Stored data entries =
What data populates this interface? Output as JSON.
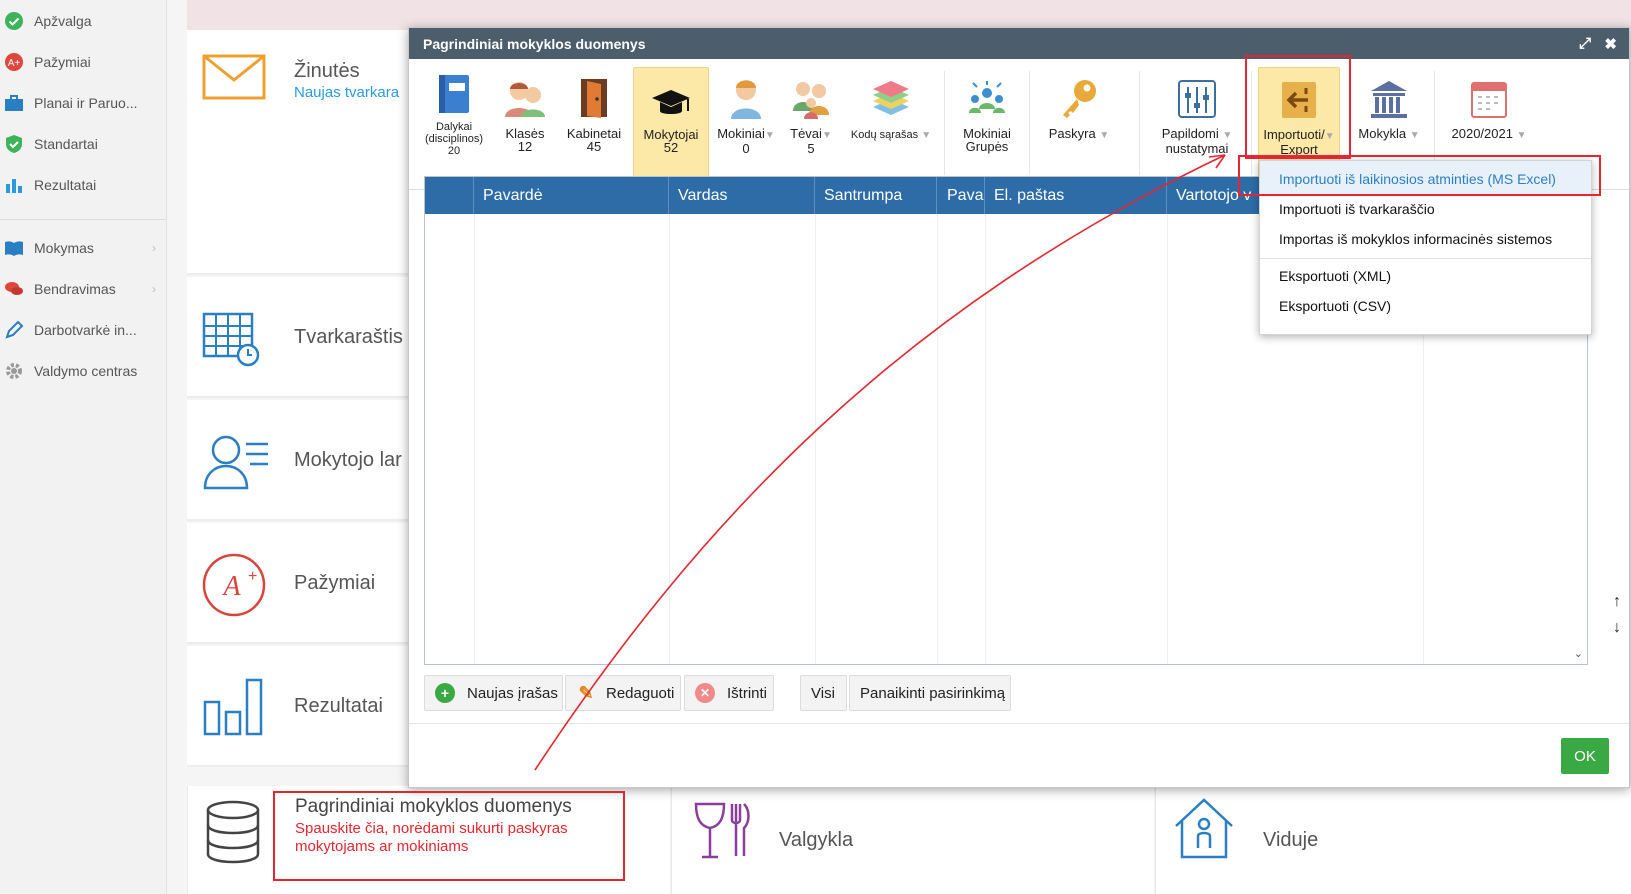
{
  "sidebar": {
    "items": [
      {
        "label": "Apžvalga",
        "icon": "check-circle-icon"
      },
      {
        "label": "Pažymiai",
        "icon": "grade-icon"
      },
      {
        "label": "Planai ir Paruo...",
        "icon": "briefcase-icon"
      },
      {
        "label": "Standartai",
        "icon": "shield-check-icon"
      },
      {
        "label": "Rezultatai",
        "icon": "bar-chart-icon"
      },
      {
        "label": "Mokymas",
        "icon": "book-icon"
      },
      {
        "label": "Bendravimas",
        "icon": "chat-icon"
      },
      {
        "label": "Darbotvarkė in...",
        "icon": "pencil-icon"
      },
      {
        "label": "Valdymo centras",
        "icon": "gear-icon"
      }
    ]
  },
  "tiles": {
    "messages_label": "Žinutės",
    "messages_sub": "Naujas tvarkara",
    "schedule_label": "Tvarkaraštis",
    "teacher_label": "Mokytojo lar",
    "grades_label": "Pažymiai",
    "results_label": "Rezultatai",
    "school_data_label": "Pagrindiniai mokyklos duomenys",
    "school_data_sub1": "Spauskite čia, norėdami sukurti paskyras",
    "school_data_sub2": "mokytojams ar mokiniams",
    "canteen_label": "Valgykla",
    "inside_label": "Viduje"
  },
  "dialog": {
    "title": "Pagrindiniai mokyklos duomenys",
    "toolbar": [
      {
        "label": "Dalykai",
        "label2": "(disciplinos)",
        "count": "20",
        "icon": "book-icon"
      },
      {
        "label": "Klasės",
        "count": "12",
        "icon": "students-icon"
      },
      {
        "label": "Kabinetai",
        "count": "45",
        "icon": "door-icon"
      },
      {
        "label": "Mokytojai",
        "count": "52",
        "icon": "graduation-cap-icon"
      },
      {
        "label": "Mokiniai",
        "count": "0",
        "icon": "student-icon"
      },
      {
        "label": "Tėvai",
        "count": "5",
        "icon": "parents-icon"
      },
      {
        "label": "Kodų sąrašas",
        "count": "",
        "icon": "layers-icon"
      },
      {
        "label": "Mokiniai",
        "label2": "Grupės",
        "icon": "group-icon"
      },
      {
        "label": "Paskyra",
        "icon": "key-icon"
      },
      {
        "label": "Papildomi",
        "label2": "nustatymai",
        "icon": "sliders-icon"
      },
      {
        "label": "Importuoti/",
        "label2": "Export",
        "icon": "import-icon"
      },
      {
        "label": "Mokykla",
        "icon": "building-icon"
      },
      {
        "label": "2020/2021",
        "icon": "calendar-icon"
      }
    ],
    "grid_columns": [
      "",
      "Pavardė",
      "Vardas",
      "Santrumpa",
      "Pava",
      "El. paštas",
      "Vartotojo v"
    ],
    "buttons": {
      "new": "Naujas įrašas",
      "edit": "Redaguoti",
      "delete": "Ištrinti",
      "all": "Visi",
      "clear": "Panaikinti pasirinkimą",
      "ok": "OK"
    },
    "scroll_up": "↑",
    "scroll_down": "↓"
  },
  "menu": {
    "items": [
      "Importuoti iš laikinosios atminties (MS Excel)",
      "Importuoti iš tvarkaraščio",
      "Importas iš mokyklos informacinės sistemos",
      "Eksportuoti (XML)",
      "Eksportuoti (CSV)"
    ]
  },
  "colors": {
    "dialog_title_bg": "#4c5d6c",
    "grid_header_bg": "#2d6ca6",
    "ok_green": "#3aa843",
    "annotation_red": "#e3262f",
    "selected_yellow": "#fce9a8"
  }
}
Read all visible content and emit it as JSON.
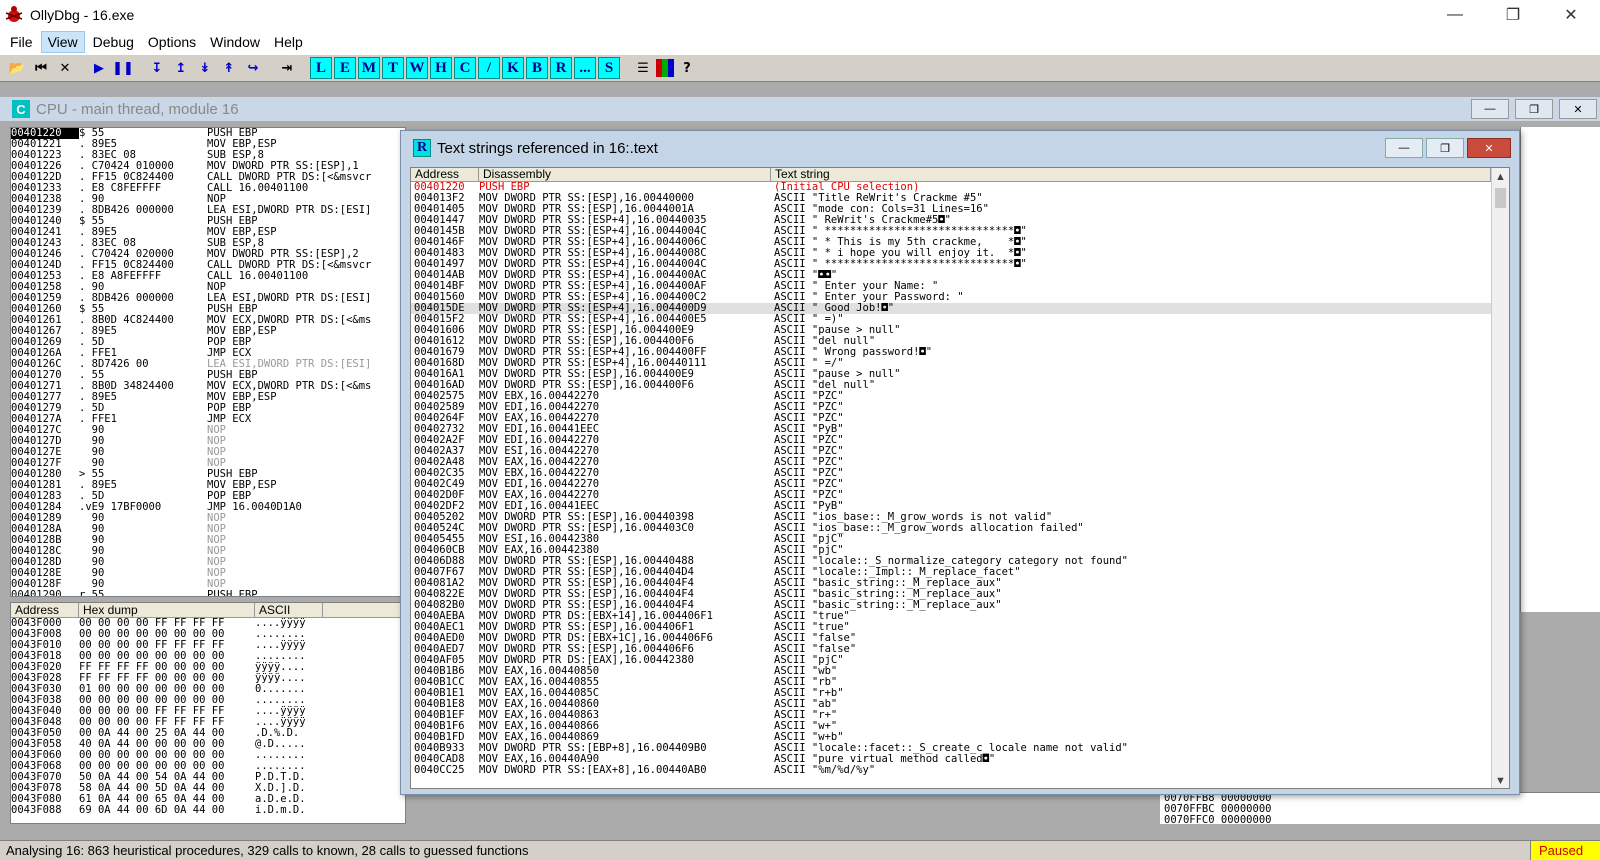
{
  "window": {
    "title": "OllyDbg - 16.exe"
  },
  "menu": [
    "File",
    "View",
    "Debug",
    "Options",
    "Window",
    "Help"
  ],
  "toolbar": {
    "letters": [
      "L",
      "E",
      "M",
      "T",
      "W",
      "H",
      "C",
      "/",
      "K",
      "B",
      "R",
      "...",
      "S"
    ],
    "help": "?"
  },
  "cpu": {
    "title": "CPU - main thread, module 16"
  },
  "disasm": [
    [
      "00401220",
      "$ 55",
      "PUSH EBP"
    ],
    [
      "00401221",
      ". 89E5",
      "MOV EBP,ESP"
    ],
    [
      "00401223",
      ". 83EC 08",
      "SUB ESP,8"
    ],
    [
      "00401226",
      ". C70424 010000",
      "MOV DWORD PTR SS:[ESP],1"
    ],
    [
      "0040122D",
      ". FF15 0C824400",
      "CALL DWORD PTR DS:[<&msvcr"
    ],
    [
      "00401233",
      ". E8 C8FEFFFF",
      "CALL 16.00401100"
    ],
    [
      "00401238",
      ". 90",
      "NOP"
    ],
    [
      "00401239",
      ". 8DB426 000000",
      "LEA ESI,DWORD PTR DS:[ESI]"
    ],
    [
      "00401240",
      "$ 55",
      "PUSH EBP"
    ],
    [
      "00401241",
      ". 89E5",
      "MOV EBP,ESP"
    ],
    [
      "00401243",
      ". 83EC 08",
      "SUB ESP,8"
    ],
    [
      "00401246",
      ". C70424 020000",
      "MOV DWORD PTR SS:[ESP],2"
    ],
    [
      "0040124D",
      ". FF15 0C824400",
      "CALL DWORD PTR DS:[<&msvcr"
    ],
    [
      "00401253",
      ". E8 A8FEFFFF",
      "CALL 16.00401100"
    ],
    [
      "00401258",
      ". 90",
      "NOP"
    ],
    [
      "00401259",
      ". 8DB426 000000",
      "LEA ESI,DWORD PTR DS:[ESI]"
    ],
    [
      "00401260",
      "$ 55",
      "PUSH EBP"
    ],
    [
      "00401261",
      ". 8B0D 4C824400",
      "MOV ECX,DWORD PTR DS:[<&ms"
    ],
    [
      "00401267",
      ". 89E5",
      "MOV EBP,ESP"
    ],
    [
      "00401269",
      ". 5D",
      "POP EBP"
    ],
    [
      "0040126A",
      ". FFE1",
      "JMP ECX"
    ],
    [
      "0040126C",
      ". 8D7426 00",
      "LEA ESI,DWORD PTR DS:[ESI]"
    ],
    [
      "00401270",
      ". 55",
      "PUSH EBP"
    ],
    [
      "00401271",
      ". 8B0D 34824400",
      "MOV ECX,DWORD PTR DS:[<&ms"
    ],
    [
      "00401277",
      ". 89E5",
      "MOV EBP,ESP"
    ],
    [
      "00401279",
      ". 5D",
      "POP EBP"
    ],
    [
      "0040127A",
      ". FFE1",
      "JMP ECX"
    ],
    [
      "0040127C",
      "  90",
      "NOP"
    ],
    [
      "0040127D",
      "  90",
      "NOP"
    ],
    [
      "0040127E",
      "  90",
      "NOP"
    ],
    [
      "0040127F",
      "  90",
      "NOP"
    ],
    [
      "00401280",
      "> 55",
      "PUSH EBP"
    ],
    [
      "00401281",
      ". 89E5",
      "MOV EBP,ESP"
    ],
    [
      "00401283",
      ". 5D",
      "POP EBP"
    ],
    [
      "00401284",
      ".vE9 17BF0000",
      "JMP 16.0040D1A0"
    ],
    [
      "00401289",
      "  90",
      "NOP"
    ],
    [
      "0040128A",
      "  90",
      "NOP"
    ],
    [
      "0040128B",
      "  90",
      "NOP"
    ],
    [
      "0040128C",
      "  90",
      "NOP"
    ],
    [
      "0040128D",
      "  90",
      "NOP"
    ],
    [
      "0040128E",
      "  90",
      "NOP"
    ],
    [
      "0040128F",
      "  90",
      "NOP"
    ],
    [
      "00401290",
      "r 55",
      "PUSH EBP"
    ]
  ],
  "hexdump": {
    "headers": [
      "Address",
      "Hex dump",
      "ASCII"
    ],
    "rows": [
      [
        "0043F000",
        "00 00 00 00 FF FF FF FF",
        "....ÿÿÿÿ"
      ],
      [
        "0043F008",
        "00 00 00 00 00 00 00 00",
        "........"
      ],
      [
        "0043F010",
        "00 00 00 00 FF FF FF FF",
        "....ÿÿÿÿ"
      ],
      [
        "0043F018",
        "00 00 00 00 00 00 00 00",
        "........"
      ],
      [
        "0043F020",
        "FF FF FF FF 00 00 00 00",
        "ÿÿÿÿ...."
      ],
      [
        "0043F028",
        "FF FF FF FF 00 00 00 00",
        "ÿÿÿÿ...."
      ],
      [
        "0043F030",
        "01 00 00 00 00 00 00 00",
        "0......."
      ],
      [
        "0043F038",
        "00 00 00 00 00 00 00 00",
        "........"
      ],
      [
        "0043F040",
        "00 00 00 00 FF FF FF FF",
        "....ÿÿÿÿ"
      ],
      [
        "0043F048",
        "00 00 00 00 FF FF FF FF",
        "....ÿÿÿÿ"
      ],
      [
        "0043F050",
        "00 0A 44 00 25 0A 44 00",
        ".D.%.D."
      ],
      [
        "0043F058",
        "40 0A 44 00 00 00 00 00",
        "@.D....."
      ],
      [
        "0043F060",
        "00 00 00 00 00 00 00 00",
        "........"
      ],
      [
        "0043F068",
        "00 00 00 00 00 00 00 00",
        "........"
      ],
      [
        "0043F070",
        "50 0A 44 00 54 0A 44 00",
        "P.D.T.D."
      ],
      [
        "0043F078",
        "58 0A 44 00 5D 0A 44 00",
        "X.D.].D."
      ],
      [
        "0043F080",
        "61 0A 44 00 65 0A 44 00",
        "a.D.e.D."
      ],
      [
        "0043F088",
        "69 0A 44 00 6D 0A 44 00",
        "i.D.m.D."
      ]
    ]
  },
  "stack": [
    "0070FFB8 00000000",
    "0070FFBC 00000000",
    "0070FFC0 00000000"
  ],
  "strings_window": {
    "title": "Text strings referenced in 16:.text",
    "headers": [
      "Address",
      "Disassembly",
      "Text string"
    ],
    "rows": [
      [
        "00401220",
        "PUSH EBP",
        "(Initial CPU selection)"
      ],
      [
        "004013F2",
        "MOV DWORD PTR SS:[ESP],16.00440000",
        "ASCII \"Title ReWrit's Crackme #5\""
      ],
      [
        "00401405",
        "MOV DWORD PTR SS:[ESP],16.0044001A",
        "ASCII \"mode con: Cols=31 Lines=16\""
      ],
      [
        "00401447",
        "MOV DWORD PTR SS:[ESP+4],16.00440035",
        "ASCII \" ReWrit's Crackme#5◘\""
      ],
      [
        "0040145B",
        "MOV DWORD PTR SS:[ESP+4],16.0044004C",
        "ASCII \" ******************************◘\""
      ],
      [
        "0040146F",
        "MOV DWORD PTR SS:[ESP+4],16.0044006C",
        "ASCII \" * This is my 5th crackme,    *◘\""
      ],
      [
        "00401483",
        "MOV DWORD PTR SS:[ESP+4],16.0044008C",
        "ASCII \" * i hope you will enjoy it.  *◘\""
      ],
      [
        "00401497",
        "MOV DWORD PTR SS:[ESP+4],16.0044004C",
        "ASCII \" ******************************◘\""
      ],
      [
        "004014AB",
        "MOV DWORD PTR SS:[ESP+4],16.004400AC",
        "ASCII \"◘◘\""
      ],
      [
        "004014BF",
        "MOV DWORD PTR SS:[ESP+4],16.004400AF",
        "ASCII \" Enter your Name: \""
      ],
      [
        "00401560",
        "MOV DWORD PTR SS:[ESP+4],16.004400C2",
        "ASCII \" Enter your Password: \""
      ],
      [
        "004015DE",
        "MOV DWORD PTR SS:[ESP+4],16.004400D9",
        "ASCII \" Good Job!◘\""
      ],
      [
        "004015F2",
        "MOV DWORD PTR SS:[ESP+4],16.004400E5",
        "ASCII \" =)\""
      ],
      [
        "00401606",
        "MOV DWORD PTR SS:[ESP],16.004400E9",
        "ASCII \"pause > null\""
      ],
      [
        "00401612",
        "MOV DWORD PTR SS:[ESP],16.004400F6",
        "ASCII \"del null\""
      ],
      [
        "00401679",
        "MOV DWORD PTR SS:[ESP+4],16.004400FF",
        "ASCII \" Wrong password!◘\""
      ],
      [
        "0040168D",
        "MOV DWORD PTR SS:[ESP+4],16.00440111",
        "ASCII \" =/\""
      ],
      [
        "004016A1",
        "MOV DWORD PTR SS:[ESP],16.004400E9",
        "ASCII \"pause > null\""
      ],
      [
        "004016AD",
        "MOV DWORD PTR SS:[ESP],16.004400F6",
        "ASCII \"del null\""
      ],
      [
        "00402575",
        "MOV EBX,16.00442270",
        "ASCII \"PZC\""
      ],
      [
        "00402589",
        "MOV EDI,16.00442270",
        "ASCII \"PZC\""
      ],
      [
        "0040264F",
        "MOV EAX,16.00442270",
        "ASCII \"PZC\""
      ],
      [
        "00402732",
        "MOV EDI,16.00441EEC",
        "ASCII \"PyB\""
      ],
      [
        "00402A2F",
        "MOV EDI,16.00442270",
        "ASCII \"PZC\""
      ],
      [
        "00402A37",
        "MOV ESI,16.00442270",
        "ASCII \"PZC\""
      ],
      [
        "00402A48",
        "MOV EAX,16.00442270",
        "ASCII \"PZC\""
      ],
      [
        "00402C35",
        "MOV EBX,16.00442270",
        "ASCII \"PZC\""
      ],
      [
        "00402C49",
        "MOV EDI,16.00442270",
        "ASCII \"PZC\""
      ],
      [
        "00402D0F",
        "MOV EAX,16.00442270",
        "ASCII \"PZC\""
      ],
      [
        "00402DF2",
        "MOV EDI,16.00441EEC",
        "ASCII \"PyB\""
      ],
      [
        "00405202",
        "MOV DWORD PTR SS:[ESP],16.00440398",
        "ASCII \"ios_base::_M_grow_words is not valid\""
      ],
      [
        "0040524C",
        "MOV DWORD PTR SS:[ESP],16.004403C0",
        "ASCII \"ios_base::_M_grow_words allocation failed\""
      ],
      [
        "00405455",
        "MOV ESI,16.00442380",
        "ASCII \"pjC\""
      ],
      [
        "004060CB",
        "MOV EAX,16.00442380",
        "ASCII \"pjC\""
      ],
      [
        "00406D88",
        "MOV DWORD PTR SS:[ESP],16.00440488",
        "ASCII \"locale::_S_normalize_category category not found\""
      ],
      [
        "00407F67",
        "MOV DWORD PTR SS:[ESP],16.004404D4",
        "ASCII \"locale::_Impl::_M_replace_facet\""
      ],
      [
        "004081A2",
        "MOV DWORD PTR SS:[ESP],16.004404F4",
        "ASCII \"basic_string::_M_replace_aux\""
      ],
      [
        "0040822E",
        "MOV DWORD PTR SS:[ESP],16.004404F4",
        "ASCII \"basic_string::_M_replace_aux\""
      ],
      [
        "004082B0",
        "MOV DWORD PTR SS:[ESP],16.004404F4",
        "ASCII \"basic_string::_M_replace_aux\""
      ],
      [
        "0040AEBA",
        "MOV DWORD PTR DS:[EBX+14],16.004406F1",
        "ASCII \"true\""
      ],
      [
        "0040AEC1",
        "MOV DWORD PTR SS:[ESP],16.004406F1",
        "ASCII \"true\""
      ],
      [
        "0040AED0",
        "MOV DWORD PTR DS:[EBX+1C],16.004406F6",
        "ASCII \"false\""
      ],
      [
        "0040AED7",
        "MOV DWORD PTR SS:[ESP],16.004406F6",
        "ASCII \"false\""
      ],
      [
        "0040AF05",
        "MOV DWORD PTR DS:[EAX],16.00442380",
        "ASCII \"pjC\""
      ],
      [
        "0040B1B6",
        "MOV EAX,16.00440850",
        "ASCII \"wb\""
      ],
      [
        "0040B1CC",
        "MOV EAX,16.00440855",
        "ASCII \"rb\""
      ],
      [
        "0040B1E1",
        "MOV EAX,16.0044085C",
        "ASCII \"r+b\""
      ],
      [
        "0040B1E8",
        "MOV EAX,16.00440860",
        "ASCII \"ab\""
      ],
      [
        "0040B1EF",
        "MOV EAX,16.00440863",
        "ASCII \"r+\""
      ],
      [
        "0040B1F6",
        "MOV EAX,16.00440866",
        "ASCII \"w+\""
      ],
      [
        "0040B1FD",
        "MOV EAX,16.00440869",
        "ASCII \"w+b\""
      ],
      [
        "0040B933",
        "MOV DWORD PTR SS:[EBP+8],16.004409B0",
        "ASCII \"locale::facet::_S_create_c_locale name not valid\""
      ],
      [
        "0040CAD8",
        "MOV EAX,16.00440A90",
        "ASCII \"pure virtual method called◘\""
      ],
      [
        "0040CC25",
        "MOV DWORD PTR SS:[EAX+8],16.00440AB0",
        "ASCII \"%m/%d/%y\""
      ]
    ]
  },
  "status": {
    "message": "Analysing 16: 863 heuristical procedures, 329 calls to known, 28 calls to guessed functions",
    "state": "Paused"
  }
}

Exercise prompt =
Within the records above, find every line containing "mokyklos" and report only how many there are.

Answer to the problem =
3